Depending on your location, you can either have your purchase home-delivered, or you can pick it up in-store. Coles offers much the same service and it’s slowly taking off, although online grocery sales are still relatively unpopular.
But it’s Woolworths’ mobile app that impresses. As well as allowing you to make a shopping list and have items home-delivered, the iPhone and Android app allows you to use your phone to scan barcodes in your pantry to compile a shopping list and offers recipes. Coles offers a similar app called Shopmate for iPhone and Android phones.
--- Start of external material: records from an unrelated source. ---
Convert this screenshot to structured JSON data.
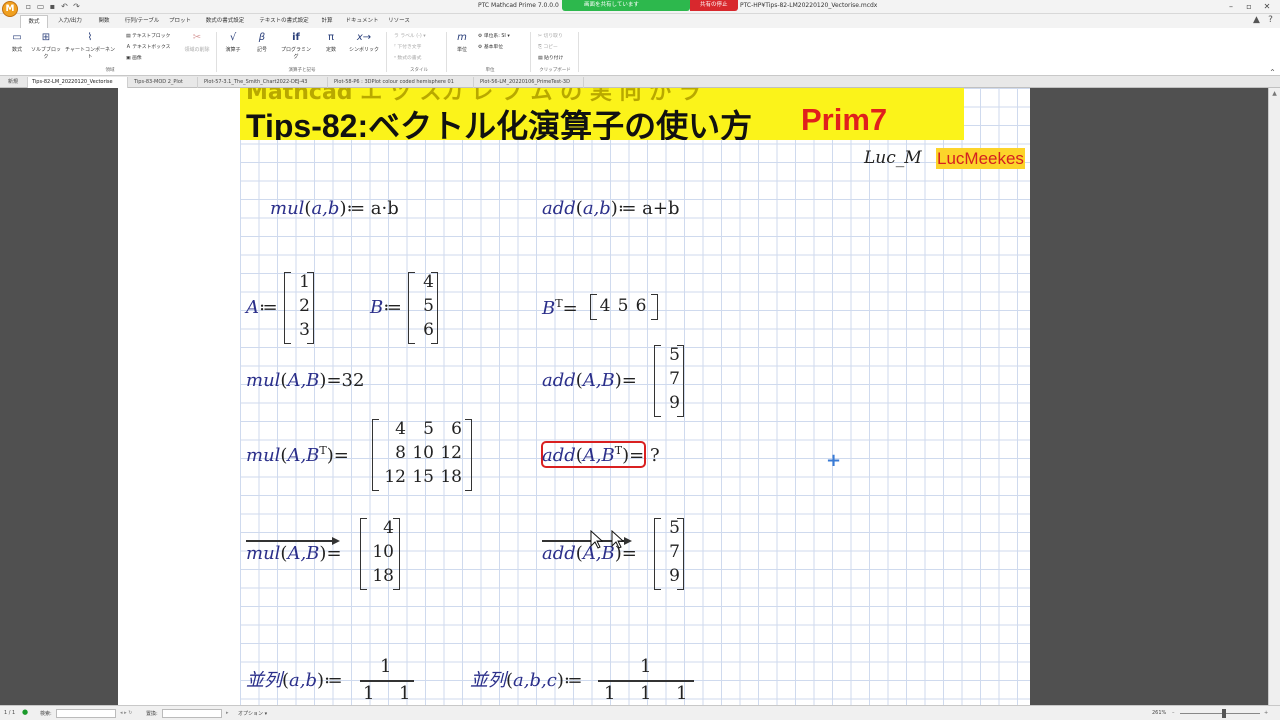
{
  "window": {
    "title": "PTC Mathcad Prime 7.0.0.0",
    "share_status": "画面を共有しています",
    "share_stop": "共有の停止",
    "doc_path": "PTC-HP¥Tips-82-LM20220120_Vectorise.mcdx",
    "logo": "M"
  },
  "ribbon_tabs": [
    "数式",
    "入力/出力",
    "関数",
    "行列/テーブル",
    "プロット",
    "数式の書式設定",
    "テキストの書式設定",
    "計算",
    "ドキュメント",
    "リソース"
  ],
  "ribbon": {
    "items": {
      "math": "数式",
      "solve_block": "ソルブブロック",
      "chart_component": "チャートコンポーネント",
      "text_block": "テキストブロック",
      "text_box": "テキストボックス",
      "image": "画像",
      "remove_area": "領域の削除",
      "operators": "演算子",
      "symbols": "記号",
      "programming": "プログラミング",
      "constants": "定数",
      "symbolic": "シンボリック",
      "label": "ラベル",
      "label_value": "(-)",
      "subscript": "下付き文字",
      "math_format": "数式の書式",
      "units": "単位",
      "unit_system": "単位系:",
      "unit_system_value": "SI",
      "base_units": "基本単位",
      "cut": "切り取り",
      "copy": "コピー",
      "paste": "貼り付け"
    },
    "groups": {
      "areas": "領域",
      "operators_symbols": "演算子と記号",
      "style": "スタイル",
      "units": "単位",
      "clipboard": "クリップボード"
    }
  },
  "doc_tabs": [
    "新規",
    "Tips-82-LM_20220120_Vectorise",
    "Tips-83-MOD 2_Plot",
    "Plot-57-3.1_The_Smith_Chart2022-DEJ-43",
    "Plot-58-P6 : 3DPlot colour coded hemisphere 01",
    "Plot-56-LM_20220106_PrimeTest-3D"
  ],
  "banner": {
    "top_line": "Mathcad エ ヅ スカ レ ブ ム の 実 向 か ラ",
    "title": "Tips-82:ベクトル化演算子の使い方",
    "prim": "Prim7"
  },
  "author": {
    "italic": "Luc_M",
    "tag": "LucMeekes"
  },
  "math": {
    "mul_def_name": "mul",
    "mul_def_args": "a,b",
    "mul_def_body": "≔ a·b",
    "add_def_name": "add",
    "add_def_args": "a,b",
    "add_def_body": "≔ a+b",
    "A_name": "A",
    "A_assign": "≔",
    "A_values": [
      "1",
      "2",
      "3"
    ],
    "B_name": "B",
    "B_assign": "≔",
    "B_values": [
      "4",
      "5",
      "6"
    ],
    "BT_name": "B",
    "BT_sup": "T",
    "BT_eq": "=",
    "BT_values": [
      "4",
      "5",
      "6"
    ],
    "mulAB_name": "mul",
    "mulAB_args": "A,B",
    "mulAB_result": "=32",
    "addAB_name": "add",
    "addAB_args": "A,B",
    "addAB_eq": "=",
    "addAB_values": [
      "5",
      "7",
      "9"
    ],
    "mulABT_name": "mul",
    "mulABT_args": "A,B",
    "mulABT_sup": "T",
    "mulABT_eq": "=",
    "mulABT_values": [
      "4",
      "5",
      "6",
      "8",
      "10",
      "12",
      "12",
      "15",
      "18"
    ],
    "addABT_name": "add",
    "addABT_args": "A,B",
    "addABT_sup": "T",
    "addABT_result": "= ?",
    "vmul_name": "mul",
    "vmul_args": "A,B",
    "vmul_eq": "=",
    "vmul_values": [
      "4",
      "10",
      "18"
    ],
    "vadd_name": "add",
    "vadd_args": "A,B",
    "vadd_eq": "=",
    "vadd_values": [
      "5",
      "7",
      "9"
    ],
    "par2_name": "並列",
    "par2_args": "a,b",
    "par2_assign": "≔",
    "par2_num": "1",
    "par2_den": [
      "1",
      "1"
    ],
    "par3_name": "並列",
    "par3_args": "a,b,c",
    "par3_assign": "≔",
    "par3_num": "1",
    "par3_den": [
      "1",
      "1",
      "1"
    ]
  },
  "status": {
    "page": "1 / 1",
    "search_label": "検索:",
    "replace_label": "置換:",
    "options": "オプション",
    "zoom": "261%"
  }
}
Australia’s answer to Amazon, Booktopia is Australia’s biggest online book retailer, shipping more than one million books a year and aiming for a $20 million turnover in 2011-12, up from $14.2 million in 2010-11.
Launched in 2004, in recent years Booktopia has expanded to sell DVDs and ebooks, having partnered with Google in November last year to offer Google eBooks for the growing market of e-readers.
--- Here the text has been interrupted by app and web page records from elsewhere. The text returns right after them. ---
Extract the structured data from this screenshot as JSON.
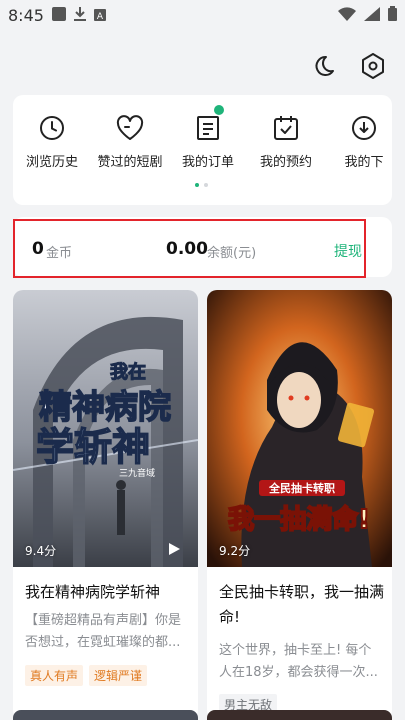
{
  "status_bar": {
    "time": "8:45"
  },
  "quick_menu": {
    "items": [
      {
        "label": "浏览历史",
        "icon": "clock-icon"
      },
      {
        "label": "赞过的短剧",
        "icon": "heart-icon"
      },
      {
        "label": "我的订单",
        "icon": "order-icon",
        "badge": true
      },
      {
        "label": "我的预约",
        "icon": "calendar-check-icon"
      },
      {
        "label": "我的下",
        "icon": "download-icon"
      }
    ]
  },
  "wallet": {
    "coins_value": "0",
    "coins_unit": "金币",
    "balance_value": "0.00",
    "balance_unit": "余额(元)",
    "withdraw_label": "提现"
  },
  "dramas": [
    {
      "poster_title_small": "我在",
      "poster_title_line1": "精神病院",
      "poster_title_line2": "学斩神",
      "poster_credit": "三九音域",
      "rating": "9.4分",
      "title": "我在精神病院学斩神",
      "desc": "【重磅超精品有声剧】你是否想过，在霓虹璀璨的都...",
      "tags": [
        "真人有声",
        "逻辑严谨"
      ]
    },
    {
      "poster_title_small": "全民抽卡转职",
      "poster_title_main": "我一抽满命!",
      "rating": "9.2分",
      "title": "全民抽卡转职，我一抽满命!",
      "desc": "这个世界，抽卡至上! 每个人在18岁，都会获得一次...",
      "tags": [
        "男主无敌"
      ]
    }
  ],
  "colors": {
    "accent": "#1fb47a",
    "highlight_border": "#e3242b"
  }
}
In October, Booktopia was ranked 72nd in the BRW Fast 100 for 2011 (the list ranks the 100 fastest growing companies in Australia over the past three years), the third consecutive year it has made the list, and one of only nine retailers on it.
Booktopia’s books are heavily discounted, and it ships as many books or DVDs as you order for a flat fee of $6.50 anywhere in Australia.
The website is refreshingly plain, and very easy to search (the sort of thing that is especially handy when looking for an obscure author or title). Extras such as blogs, interviews with authors and advice for writers make Booktopia a leader in its field.
Launched in 2006, CatchOfTheDay has become Australia’s biggest online retailer and is growing quickly. Perhaps the site’s description sums it up best: “At CatchOfTheDay we feature one amazing deal every day, at midday (eastern time), at an insanely low price.
Our feature deal goes live at precisely midday and is available for 24 hours and no more, unless sold out prior. It could be anything from a top brand LCD television to an event with amazing prices on chocolates. Anything is possible!”
With more than 1.5 million subscribers, about 1.4 million unique online visitors a month and selling an average of one item every three seconds, CatchOfTheDay is on track to record a turnover of $250 million for 2011-12. The online retailer also owns group-buying site Scoopon, groceries site GroceryRun.com.au and in April this year acquired a majority stake in online wine retailer Vinomofo.
In June last year, a group of high- profile investors, including James Packer’s Consolidated Press Holdings, investment firm Tiger Global and Andrew Basset of job search site Seek invested $80 million in CatchOfTheDay.
Bearing a striking resemblance to eBay in appearance, layout and range (minus the bidding), it’s not surprising DealsDirect began within eBay’s framework of online partner shops in 2004.
Since then, it has grown to be Australia’s biggest online-only department store, with an annual turnover of more than $100 million (it came in at ninth on Nielsen’s mass merchandiser report for January 2012, with more than one million unique visitors).
Last year James Packer’s investment arm Ellerston Capital bought into DealsDirect in a deal the Australian Financial Review estimated to be worth $10 million, and since then DealsDirect has been acquiring other online retailers.
Earlier this year, it snapped up extrastock.com. au, and previous acquisitions of specialist online retailers include ToyBarn, ExtraDVD and Shoppers Advantage.
Today, the Sydney-based DealsDirect sells 23 categories of retail goods including electronics, kitchenware, watches, toys and games, and it is on the look-out for more opportunities to expand its range.
Inviting impulse purchases with its “clearance bin” category (maybe I do need an electronic bank note counter for $99.95) and other prominent specials, the eBay influence is evident. And let’s be honest, you could find worse role models than eBay.